The benefits of a low-coding cloud platform are numerous. Get your projects done faster, for any device, and roll out applications that make the most sense for your workflow. New dashboards, reports, processes and other functions can all be adjusted and fine-tuned together to deliver the right business solution faster, with security baked in from the start.
These services enable faster prototyping and go-to-market solutions for web, mobile and SaaS apps than traditional development typically has before. Plus you can purchase abstracted IT capabilities while letting someone else deal with the hardware, or even the more complicated software elements (SaaS).
A to Z
Today, there is a tidal wave of providers who are packing increasingly large, varied chunks of IT into all-in-one plug-and-play offerings, mostly geared toward developers. In contrast, others require no coding knowledge at all.
Their focus is consistent across the industry – minimise the amount of coding needed to build modern business applications, bringing an idea to market as quickly and cheaply as possible.
This approach has proven useful for providing solutions for standard business tasks, wherein the developers of a low-code platform itself predicted the required functionality in advance. For example, every function in a CRM application can be implemented without writing a single line of code.
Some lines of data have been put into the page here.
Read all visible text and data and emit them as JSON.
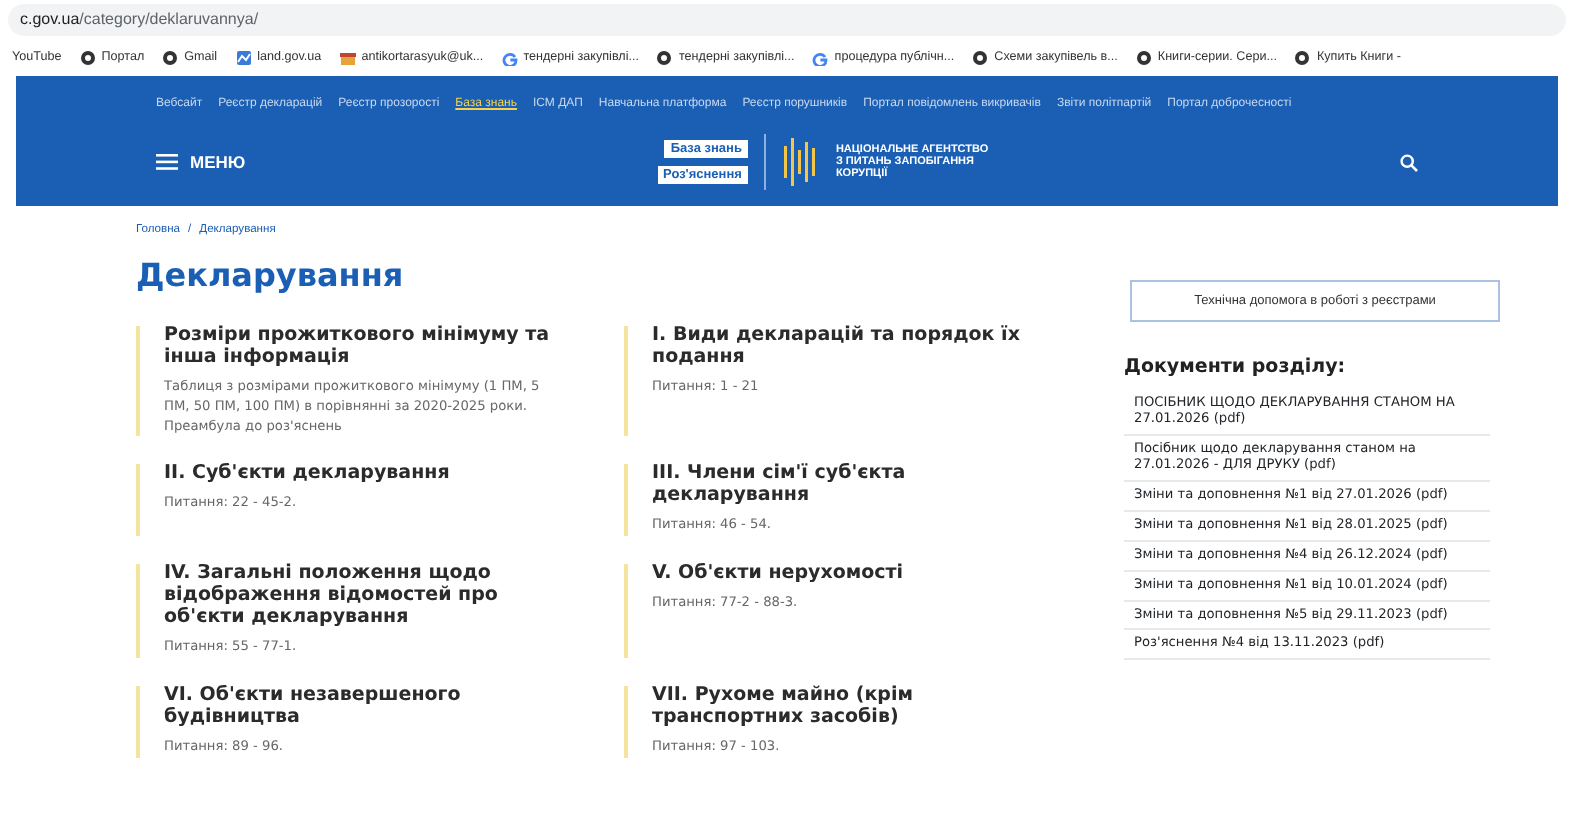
{
  "browser": {
    "url_host": "c.gov.ua",
    "url_path": "/category/deklaruvannya/",
    "bookmarks": [
      {
        "label": "YouTube",
        "kind": "plain"
      },
      {
        "label": "Портал",
        "kind": "globe"
      },
      {
        "label": "Gmail",
        "kind": "globe"
      },
      {
        "label": "land.gov.ua",
        "kind": "map"
      },
      {
        "label": "antikortarasyuk@uk...",
        "kind": "gift"
      },
      {
        "label": "тендерні закупівлі...",
        "kind": "g"
      },
      {
        "label": "тендерні закупівлі...",
        "kind": "globe"
      },
      {
        "label": "процедура публічн...",
        "kind": "g"
      },
      {
        "label": "Схеми закупівель в...",
        "kind": "globe"
      },
      {
        "label": "Книги-серии. Сери...",
        "kind": "globe"
      },
      {
        "label": "Купить Книги -",
        "kind": "globe"
      }
    ]
  },
  "header": {
    "top_links": [
      {
        "label": "Вебсайт",
        "selected": false
      },
      {
        "label": "Реєстр декларацій",
        "selected": false
      },
      {
        "label": "Реєстр прозорості",
        "selected": false
      },
      {
        "label": "База знань",
        "selected": true
      },
      {
        "label": "ІСМ ДАП",
        "selected": false
      },
      {
        "label": "Навчальна платформа",
        "selected": false
      },
      {
        "label": "Реєстр порушників",
        "selected": false
      },
      {
        "label": "Портал повідомлень викривачів",
        "selected": false
      },
      {
        "label": "Звіти політпартій",
        "selected": false
      },
      {
        "label": "Портал доброчесності",
        "selected": false
      }
    ],
    "menu": "МЕНЮ",
    "tags": [
      "База знань",
      "Роз'яснення"
    ],
    "logo_text": [
      "НАЦІОНАЛЬНЕ АГЕНТСТВО",
      "З ПИТАНЬ ЗАПОБІГАННЯ",
      "КОРУПЦІЇ"
    ]
  },
  "breadcrumb": {
    "items": [
      "Головна",
      "Декларування"
    ],
    "separator": "/"
  },
  "title": "Декларування",
  "sections": [
    {
      "title": "Розміри прожиткового мінімуму та інша інформація",
      "text": "Таблиця з розмірами прожиткового мінімуму (1 ПМ, 5 ПМ, 50 ПМ, 100 ПМ) в порівнянні за 2020-2025 роки. Преамбула до роз'яснень"
    },
    {
      "title": "І. Види декларацій та порядок їх подання",
      "text": "Питання: 1 - 21"
    },
    {
      "title": "ІІ. Суб'єкти декларування",
      "text": "Питання: 22 - 45-2."
    },
    {
      "title": "ІІІ. Члени сім'ї суб'єкта декларування",
      "text": "Питання: 46 - 54."
    },
    {
      "title": "IV. Загальні положення щодо відображення відомостей про об'єкти декларування",
      "text": "Питання: 55 - 77-1."
    },
    {
      "title": "V. Об'єкти нерухомості",
      "text": "Питання: 77-2 - 88-3."
    },
    {
      "title": "VI. Об'єкти незавершеного будівництва",
      "text": "Питання: 89 - 96."
    },
    {
      "title": "VII. Рухоме майно (крім транспортних засобів)",
      "text": "Питання: 97 - 103."
    }
  ],
  "help_button": "Технічна допомога в роботі з реєстрами",
  "documents": {
    "title": "Документи розділу:",
    "items": [
      "ПОСІБНИК ЩОДО ДЕКЛАРУВАННЯ СТАНОМ НА 27.01.2026 (pdf)",
      "Посібник щодо декларування станом на 27.01.2026 - ДЛЯ ДРУКУ (pdf)",
      "Зміни та доповнення №1 від 27.01.2026 (pdf)",
      "Зміни та доповнення №1 від 28.01.2025 (pdf)",
      "Зміни та доповнення №4 від 26.12.2024 (pdf)",
      "Зміни та доповнення №1 від 10.01.2024 (pdf)",
      "Зміни та доповнення №5 від 29.11.2023 (pdf)",
      "Роз'яснення №4 від 13.11.2023 (pdf)"
    ]
  }
}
However, in real life, businesses tend to have unique requirements that go beyond the scope of low-code platforms. Once you get knee-deep in development, you’ll want to customise a specific component to meet your particular business needs. But instead of customising the system, you’ll be forced to change your business to match the capabilities of the low-code platform.
The ability to customise software applications has emerged as the driving force of friction when it comes to adoption, with many SaaS and iPaaS vendors. But there are always exceptions.
If time is of the essence and you require the need for customisation – low-code platforms like Outsystems or Linx are best among the pack. Their visual design framework and lack of boilerplate makes these tools much quicker to understand and use. Add their ability to customise key elements to form part of a multi-cloud/multi-application strategy, giving the user the ability to quickly share data across different software applications, databases, and websites.
Thanks to the ready-made functionality, there is no need to invent anything or program “from scratch.” There are no hard limits on the system’s ability, and developers don’t have to sacrifice customisation flexibility and scope of their applications using low-code.
Lastly, with vendors including easy deployment to their cloud of choice, developers can quickly test, monitor and deploy scalable applications in modern, dynamic environments. Perhaps low-code and the cloud are a perfect match?